My favorite “terms of the holiday” is our removal of the intense commercialism associated with the giving of gifts. Although I had always despaired the loss of Christmas’ meaning in the midst of competitive giving and overspending, it was impossible to escape the trap in the U.S. Many a Black Friday found me standing in a deep line, with a cup of Tim Horton’s, waiting impatiently for the mall to open.
In Chile, we have tapered our gifts down to small ones given as part of a name drawing. Monetary limits are set at “dos lucas,” which is the equivalent of about $4-5, and there is such a rewarding feeling to find an appropriate small gift. Fortunately, many of the city plazas are filled with booths selling handcrafted wares. Also, the gallerias feature many small Mom and Pop gift shops. Gifts do not have to be grandiose to be appreciated.

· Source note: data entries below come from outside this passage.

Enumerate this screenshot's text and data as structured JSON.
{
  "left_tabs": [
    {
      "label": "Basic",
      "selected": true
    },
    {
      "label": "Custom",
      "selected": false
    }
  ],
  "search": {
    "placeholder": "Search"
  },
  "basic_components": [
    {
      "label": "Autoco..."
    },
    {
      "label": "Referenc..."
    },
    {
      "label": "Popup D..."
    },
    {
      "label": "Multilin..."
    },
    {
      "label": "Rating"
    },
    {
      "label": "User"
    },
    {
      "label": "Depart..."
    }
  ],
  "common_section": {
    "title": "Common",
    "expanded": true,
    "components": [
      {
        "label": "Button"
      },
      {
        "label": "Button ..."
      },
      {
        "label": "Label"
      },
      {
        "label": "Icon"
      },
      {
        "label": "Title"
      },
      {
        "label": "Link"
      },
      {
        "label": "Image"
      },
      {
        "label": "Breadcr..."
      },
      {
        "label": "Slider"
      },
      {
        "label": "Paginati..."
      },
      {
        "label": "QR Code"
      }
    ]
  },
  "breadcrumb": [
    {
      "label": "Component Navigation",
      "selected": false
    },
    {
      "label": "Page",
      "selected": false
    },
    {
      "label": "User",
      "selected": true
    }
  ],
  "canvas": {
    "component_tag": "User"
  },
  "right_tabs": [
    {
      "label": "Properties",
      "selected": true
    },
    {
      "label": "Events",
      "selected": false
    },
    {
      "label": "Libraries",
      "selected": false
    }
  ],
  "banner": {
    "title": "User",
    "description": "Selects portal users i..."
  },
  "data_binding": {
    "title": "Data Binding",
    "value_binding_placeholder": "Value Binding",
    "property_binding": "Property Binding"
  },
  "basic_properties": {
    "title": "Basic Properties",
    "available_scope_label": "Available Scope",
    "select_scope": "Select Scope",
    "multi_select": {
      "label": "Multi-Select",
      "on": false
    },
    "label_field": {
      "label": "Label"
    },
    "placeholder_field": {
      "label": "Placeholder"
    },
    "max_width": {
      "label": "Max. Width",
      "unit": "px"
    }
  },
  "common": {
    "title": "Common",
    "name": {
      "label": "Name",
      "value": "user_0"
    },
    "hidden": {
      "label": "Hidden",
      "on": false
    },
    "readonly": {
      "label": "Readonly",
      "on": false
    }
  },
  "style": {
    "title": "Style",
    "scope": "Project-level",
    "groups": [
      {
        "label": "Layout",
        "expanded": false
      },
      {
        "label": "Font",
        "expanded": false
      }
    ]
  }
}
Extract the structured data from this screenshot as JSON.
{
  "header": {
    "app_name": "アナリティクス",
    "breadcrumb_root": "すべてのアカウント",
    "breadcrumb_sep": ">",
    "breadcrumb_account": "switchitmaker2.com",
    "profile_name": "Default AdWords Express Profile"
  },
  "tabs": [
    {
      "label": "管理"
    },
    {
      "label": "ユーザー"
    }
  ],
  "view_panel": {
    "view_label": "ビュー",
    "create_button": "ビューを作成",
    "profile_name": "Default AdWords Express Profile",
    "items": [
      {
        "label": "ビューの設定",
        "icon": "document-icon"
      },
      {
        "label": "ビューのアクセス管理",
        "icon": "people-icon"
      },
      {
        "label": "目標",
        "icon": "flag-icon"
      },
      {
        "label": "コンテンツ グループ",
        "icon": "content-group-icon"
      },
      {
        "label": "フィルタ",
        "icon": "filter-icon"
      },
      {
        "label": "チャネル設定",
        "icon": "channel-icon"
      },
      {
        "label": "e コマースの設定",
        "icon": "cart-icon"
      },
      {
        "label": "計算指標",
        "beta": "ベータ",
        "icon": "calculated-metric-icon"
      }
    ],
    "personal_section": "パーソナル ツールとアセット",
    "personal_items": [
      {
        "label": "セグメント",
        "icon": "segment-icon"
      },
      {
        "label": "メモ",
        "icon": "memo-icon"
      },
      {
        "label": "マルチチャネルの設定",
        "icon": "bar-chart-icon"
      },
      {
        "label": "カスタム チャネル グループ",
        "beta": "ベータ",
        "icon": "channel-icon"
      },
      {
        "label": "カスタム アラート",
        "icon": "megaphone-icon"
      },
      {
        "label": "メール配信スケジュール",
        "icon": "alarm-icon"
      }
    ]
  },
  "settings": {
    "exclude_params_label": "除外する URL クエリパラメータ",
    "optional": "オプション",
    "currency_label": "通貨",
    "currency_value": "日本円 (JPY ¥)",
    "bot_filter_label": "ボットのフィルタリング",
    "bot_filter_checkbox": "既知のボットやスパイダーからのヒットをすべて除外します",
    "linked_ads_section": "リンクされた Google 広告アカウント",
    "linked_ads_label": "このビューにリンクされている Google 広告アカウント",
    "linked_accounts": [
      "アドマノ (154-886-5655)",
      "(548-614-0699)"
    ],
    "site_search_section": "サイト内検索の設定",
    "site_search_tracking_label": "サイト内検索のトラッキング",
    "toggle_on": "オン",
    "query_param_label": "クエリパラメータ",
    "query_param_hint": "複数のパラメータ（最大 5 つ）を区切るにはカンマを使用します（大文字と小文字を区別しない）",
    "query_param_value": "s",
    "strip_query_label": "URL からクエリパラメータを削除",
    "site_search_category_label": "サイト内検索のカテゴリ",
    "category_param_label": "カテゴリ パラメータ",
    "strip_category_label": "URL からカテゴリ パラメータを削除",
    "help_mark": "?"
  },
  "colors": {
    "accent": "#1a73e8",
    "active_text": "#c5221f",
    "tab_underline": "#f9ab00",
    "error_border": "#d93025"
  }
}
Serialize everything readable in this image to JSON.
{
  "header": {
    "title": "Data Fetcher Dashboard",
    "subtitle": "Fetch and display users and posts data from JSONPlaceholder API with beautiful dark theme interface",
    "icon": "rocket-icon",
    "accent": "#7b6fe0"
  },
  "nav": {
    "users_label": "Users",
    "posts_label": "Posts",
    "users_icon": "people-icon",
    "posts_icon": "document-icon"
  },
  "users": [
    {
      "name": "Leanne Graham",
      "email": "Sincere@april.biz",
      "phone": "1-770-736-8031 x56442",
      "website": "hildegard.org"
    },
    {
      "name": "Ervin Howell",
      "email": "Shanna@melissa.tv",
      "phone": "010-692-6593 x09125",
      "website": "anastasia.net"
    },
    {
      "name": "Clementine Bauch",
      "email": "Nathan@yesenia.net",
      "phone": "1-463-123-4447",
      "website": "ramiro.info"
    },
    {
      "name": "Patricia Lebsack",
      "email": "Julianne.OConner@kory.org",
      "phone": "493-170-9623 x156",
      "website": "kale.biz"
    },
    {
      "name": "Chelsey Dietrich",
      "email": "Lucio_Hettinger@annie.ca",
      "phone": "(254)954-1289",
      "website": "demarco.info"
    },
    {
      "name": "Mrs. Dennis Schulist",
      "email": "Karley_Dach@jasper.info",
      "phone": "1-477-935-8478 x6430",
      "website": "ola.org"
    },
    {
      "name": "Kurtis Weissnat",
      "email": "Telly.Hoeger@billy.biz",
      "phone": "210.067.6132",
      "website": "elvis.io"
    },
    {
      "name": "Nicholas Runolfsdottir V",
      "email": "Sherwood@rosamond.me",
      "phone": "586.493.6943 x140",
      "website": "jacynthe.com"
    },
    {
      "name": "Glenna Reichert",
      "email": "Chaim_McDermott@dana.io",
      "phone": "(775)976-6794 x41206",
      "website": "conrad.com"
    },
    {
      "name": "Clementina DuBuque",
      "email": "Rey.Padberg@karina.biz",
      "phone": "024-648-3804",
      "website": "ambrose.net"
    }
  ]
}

Also, the frenzy of cookie baking has been greatly diminished. Instead of almost a dozen different types, I choose two. Baking is a pleasure that I indulge in frequently, so we never feel deprived by the limitation.
Pan de Pascua is the preferred holiday dessert in Chile. This dense, fruit-laden bread is too delicious to elicit the exclamations of horror of its North American cousin. Also, the influence of German baking is found to grace the dessert tables.
Our real joy has been placed in sharing a wonderful meal with friends, students and family here. During the week prior to Christmas, we held a dinner for the students in the lab (photo at top). One student had chosen Indian as the theme for the dinner, and I was most happy to comply. Although I had greatly tapered the heat, and had completely eliminated peppers from one, some students were overwhelmed. Even the cumin and ginger in one pepper-less dish proved too much. This will indeed be a Christmas that they’ll remember for a long time. Italian has been requested for next year’s meal.
What is most surprising about Christmas in Chile are the similarities. While the religious significance of the holiday is first and foremost, Chilean homes are arrayed much as they are in the U.S. Many homes have Christmas trees, colored lights, garlands and stockings hanging from the mantle. I was also surprised to see “icicle” lights hanging from housetops and windows.
Santa Claus, in the form of Viejo Pascuero, also makes his rounds on Christmas. Our adopted nephew, Adolay, has heartily embraced this role for our Christmas dinners. Although, we tell everyone that gifts are not necessary, Adolay is often toting Viejo Pascuero’s bag. He has such a beautiful soul that shines brightly at our midnight dinner table.
Although, I feel sadness for being apart from our family back in the States, I know that our Christmas will be heartwarming, and filled with laughter and joy. Such a wonderful blessing in life!
Written Christmas Eve Day